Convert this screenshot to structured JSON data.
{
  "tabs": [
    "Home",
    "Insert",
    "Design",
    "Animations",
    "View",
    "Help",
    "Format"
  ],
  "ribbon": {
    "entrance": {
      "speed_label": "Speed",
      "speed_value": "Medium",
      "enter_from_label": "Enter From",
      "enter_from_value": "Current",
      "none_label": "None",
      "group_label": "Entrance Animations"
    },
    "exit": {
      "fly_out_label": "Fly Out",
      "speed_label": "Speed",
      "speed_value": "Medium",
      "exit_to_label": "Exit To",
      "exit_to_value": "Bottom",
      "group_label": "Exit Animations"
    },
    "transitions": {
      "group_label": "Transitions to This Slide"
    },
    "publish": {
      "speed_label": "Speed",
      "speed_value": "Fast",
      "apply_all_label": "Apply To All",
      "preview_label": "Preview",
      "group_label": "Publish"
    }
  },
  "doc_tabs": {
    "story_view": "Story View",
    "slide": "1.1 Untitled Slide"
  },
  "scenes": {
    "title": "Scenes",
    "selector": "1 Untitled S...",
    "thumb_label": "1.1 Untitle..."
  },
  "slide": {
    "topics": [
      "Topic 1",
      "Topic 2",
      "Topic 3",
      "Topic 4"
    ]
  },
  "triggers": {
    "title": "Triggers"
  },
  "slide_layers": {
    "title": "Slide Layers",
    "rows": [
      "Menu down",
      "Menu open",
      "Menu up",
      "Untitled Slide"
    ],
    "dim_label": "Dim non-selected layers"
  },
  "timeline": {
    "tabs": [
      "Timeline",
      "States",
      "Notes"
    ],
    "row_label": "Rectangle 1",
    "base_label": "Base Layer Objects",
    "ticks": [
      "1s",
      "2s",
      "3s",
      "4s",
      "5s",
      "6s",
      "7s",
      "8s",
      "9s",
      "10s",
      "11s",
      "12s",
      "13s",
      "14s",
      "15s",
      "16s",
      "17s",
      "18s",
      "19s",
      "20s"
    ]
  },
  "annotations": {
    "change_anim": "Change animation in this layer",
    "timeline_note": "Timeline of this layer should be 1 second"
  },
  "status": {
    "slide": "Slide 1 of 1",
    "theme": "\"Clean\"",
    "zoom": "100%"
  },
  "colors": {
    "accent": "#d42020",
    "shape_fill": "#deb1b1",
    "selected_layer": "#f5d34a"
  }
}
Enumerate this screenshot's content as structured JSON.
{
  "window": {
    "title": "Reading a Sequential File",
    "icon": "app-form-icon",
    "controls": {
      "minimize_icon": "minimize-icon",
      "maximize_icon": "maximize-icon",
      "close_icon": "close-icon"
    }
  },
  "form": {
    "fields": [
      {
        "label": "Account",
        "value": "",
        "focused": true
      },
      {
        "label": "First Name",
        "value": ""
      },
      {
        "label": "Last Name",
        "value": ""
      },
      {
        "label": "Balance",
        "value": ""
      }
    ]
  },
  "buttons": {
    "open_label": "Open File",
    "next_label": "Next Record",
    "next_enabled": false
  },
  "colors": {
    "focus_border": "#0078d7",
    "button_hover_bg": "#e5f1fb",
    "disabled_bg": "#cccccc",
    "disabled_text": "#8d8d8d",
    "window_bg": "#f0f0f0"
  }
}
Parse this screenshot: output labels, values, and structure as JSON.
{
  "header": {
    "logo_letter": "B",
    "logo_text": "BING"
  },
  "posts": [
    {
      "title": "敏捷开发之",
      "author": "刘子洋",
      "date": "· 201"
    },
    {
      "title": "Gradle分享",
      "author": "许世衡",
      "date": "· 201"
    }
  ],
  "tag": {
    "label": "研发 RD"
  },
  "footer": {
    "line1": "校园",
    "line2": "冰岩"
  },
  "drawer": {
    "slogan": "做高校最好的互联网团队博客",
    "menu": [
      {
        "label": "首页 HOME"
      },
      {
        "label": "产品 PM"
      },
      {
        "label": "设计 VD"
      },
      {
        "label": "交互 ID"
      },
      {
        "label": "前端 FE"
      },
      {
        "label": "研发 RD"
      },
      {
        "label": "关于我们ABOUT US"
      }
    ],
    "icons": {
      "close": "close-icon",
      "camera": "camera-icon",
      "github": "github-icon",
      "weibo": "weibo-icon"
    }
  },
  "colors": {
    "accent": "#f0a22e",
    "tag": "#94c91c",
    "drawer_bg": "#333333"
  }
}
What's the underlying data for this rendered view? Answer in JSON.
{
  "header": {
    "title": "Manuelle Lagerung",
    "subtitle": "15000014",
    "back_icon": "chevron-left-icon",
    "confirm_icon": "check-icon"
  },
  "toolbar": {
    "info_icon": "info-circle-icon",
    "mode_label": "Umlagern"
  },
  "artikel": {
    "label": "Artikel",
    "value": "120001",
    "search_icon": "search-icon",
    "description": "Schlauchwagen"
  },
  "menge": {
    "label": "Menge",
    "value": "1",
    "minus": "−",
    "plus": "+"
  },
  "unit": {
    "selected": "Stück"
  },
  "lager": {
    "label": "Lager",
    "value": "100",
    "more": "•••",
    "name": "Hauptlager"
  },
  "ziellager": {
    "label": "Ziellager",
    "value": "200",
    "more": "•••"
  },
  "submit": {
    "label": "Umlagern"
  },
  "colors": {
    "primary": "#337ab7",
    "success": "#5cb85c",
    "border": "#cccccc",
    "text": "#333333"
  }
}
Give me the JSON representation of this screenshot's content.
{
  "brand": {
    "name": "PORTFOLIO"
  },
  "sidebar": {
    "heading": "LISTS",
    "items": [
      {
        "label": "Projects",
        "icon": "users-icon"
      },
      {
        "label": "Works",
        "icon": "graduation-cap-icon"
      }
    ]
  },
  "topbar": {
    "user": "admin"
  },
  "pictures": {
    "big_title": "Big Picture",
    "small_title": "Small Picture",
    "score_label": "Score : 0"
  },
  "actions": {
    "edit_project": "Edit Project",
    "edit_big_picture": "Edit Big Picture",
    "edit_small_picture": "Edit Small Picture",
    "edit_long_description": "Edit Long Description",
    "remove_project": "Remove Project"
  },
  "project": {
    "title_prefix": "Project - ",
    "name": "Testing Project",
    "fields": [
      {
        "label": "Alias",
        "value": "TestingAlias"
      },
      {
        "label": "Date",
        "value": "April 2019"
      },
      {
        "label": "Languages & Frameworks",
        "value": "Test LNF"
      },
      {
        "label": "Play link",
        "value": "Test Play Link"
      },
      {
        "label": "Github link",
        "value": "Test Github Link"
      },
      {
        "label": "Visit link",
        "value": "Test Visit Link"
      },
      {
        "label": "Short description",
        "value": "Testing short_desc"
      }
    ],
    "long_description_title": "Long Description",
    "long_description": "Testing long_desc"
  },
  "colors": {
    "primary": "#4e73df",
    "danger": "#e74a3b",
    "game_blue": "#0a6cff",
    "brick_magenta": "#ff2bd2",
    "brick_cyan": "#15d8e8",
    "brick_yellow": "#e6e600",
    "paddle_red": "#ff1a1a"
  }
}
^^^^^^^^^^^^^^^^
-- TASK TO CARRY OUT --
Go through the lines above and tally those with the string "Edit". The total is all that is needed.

-- RESPONSE TO THE TASK --
4